• You can study hard or study SMART  takes up
half the time
– Normally, you don’t have to study everything that is
– Observe what professor spends most of his time on
-Go to Office Hours
-Go to Class
WHY do I need to know my professors?
Typically if you go to office hours and class you will improve your
grade, but more importantly you want that outstanding
recommendation letter. All rec-letters say good stuff so you want
them to say “This student was outstanding. He/She always
attended my office hours and showed he/she was very hard-
The office of death
Okay well not death, maybe the first time going there may be
nerve-wrecking and awkward.
IT’s really not that bad!!! Your professors are more friendly than
you think and just treat them like normal friends. Well treat them
like your best friend since hopefully they’ll write a rec-letter for

Here’s the strat:

-Go to as many as you can and try going way before exams and right before
-Prepare your questions ahead of time
-Dress smart not casual (if you can)
-Ask smart, meaningful, questions

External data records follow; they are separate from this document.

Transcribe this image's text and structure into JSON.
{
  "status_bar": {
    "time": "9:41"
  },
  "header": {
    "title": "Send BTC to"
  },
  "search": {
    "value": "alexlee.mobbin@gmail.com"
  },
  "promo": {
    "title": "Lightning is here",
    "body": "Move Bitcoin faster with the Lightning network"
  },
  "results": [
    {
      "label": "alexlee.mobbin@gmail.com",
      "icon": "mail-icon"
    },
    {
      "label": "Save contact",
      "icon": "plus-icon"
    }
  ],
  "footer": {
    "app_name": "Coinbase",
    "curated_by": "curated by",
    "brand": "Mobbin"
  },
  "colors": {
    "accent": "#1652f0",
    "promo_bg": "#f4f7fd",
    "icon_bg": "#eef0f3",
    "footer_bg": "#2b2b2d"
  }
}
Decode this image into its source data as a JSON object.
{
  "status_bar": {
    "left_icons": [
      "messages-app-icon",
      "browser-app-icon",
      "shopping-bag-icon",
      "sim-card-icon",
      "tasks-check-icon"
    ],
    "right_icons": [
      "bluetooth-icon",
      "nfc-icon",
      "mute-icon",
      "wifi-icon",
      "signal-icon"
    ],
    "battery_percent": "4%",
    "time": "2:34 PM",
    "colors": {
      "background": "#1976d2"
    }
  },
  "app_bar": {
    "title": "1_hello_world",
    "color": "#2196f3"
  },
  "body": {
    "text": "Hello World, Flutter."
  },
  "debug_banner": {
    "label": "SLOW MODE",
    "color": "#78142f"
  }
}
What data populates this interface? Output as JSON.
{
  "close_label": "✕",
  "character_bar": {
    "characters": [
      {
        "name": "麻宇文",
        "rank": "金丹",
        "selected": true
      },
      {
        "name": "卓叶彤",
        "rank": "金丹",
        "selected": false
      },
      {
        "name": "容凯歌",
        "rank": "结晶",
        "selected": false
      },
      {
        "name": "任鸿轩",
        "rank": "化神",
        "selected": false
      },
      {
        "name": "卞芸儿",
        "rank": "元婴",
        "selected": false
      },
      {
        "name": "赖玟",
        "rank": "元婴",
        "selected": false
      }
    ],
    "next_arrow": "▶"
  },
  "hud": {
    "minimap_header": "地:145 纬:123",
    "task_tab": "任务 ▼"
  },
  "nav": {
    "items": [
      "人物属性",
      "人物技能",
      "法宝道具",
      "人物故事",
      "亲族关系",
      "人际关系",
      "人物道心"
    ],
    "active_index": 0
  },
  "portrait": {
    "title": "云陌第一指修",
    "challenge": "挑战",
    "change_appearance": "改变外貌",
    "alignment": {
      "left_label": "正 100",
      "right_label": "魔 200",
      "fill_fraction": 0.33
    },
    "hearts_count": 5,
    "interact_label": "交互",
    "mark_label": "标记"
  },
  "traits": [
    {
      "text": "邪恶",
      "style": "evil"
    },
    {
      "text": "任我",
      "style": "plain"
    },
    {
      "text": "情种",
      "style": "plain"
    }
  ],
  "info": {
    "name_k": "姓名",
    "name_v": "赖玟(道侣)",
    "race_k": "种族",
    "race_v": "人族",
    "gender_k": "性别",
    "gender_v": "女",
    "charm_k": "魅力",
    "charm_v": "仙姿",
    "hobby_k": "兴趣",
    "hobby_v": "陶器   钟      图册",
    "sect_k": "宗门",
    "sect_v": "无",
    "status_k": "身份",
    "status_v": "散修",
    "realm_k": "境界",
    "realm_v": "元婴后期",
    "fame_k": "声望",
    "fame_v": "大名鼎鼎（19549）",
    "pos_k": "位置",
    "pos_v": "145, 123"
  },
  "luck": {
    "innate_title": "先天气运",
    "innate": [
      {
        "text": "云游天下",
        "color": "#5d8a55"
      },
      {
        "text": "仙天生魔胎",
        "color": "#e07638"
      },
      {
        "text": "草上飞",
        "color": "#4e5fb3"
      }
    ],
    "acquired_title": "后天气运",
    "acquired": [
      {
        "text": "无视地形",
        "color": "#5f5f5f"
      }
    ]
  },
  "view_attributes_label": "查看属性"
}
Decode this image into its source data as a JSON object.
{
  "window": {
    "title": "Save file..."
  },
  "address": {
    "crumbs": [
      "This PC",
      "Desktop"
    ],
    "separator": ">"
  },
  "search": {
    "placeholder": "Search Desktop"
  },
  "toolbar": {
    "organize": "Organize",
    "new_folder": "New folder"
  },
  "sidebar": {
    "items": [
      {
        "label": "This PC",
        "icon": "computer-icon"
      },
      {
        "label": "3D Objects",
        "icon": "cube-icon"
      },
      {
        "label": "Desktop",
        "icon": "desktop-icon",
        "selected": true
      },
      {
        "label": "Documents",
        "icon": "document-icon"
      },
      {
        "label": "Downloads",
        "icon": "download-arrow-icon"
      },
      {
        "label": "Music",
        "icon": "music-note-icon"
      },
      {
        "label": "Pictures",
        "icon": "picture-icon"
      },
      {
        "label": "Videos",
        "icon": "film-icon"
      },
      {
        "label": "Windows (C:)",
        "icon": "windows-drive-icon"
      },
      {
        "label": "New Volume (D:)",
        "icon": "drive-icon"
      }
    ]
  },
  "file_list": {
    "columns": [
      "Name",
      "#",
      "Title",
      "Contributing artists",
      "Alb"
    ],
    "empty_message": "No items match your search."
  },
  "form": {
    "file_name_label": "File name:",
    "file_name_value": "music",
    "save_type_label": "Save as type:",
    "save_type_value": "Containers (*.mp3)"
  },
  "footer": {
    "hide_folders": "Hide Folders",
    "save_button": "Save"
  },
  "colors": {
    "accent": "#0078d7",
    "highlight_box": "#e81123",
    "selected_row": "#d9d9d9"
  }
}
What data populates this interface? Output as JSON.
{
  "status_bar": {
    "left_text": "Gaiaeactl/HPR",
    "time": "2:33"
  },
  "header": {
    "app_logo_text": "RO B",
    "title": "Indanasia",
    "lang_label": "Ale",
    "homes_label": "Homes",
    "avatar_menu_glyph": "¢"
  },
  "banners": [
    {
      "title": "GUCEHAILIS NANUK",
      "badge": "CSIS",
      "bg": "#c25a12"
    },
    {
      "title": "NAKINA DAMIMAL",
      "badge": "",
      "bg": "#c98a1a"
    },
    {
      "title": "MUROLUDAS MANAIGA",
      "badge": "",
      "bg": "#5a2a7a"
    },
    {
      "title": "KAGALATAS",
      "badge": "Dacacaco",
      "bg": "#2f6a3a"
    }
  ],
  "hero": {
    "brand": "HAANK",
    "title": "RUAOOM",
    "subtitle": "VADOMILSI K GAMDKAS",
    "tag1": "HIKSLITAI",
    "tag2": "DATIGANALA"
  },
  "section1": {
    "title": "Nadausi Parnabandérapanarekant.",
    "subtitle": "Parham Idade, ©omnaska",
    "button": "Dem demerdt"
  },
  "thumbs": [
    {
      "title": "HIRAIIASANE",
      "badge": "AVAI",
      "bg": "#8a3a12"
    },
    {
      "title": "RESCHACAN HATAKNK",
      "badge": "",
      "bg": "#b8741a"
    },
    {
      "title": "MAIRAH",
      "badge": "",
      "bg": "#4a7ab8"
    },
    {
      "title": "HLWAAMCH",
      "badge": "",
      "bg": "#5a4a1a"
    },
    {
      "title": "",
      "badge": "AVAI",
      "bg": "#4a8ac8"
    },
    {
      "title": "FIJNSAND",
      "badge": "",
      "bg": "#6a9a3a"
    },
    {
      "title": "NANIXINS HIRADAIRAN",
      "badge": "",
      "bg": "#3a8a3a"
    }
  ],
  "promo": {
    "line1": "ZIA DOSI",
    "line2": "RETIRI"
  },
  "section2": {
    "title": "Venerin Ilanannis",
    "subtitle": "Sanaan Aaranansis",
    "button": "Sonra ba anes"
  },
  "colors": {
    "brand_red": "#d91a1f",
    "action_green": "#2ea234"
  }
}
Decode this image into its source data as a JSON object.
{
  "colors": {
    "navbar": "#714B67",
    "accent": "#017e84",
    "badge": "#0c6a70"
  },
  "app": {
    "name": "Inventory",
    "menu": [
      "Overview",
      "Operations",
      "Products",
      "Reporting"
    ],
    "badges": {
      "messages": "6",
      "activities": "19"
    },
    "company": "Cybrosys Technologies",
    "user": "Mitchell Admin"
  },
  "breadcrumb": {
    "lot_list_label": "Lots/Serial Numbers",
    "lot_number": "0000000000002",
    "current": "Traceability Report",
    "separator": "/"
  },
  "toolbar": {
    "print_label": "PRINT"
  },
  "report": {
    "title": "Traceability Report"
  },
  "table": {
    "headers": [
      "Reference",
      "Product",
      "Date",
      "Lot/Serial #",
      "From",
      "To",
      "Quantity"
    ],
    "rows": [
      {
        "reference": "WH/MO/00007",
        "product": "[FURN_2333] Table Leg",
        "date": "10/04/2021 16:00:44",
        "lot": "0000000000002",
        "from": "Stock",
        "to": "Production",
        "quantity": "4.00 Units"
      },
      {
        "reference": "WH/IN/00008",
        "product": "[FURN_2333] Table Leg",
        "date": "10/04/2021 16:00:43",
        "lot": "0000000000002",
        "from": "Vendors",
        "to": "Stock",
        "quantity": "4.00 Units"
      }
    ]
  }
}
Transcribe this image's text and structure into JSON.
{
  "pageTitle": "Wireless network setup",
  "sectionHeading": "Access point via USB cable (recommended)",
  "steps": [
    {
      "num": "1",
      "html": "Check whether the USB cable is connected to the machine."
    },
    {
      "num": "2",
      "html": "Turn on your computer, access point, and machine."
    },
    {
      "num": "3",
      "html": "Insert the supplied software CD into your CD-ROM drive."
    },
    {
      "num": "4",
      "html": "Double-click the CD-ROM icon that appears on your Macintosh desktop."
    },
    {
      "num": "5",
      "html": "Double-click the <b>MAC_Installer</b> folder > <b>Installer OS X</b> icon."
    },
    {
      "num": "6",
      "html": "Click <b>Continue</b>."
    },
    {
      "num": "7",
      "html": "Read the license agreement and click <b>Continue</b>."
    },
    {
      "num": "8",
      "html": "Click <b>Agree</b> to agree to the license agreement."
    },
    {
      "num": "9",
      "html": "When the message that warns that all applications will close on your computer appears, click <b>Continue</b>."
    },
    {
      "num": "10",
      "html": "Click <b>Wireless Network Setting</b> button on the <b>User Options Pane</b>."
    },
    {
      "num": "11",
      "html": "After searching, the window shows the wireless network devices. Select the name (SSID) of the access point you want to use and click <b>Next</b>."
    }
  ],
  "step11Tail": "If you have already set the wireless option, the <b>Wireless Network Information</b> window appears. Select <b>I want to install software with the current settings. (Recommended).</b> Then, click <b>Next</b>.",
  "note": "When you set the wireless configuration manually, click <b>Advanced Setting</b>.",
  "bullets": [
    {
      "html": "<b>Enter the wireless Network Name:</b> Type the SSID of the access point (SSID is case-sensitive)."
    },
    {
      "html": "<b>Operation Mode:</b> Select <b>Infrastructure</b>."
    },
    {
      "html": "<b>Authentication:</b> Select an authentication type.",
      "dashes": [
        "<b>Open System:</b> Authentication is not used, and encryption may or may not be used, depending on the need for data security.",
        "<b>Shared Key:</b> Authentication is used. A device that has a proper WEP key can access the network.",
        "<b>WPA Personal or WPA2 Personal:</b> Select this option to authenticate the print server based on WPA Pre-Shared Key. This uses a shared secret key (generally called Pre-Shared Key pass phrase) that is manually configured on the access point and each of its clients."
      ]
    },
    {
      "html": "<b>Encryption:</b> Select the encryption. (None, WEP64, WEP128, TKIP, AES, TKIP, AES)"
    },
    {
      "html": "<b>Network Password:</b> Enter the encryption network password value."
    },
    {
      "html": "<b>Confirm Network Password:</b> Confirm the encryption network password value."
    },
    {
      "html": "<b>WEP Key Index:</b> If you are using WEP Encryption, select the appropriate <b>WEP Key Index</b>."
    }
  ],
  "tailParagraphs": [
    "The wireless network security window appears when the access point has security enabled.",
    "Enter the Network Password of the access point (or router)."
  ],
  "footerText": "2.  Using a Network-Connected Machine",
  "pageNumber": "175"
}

You want to give your prof the vibe that you are the most hardworking
student in the world.
•answer and ask smart questions
during class
•Sit near the front where it’s
y (it’s
•Let the teacher know you exist
alive! IT’S ALIV
Going to class lets them know you
work hard
Choose Wisely Young One
Things to consider
-For pre-meds: You want 2 science rec-letters and
-Choose a teacher that seems like they would write well
(So English speaking is safest bet)
-Try to get teachers you get an A in but pick “knowing
you” over “A”
-If you want, doing research with a professor is a great
way of getting to know them
Choosing a Major

Haven’t declared a major yet?

Choosing a Major
• Take a wide variety of classes (i.e.
electives) to get a feel of what you like
and don’t like.
• Explore and narrow a few majors down so
that you can explore in more depth.
• Your major will not always be a
determinant or indicator of the career you
will have. Studies have shown that people
will change their careers 4-5 times over
the course of their lives, and no major
exists to prepare you for that!
Choosing a Major

• Self-assessment of your interests

– What things excite you?
– What types of jobs or careers appeal to
– Not sure?? Explore your options and
resources. Think resources.
Choosing a Major

• Examination of your abilities: What

are your strengths? What are your
• Examine what you value in work.
• Career exploration
• Reality Check
• Narrow down your choices and focus
on choosing a major.
Choosing a Major
• Resources:
– UT Career Exploration Center located in
Jester has peer advisors, aptitude tests,
and a library
has suggestions what you can do with a
– Talk to upperclassmen, academic
advisors, and/or professionals in the
field you’re interested in.
Choosing a Major

• As pre-health students, don’t be

afraid to take the liberal arts classes.
• There are a vast variety of majors
that professional schools accept into
their institutions, and in some ways,
it can be advantageous.
• Take classes that make you think.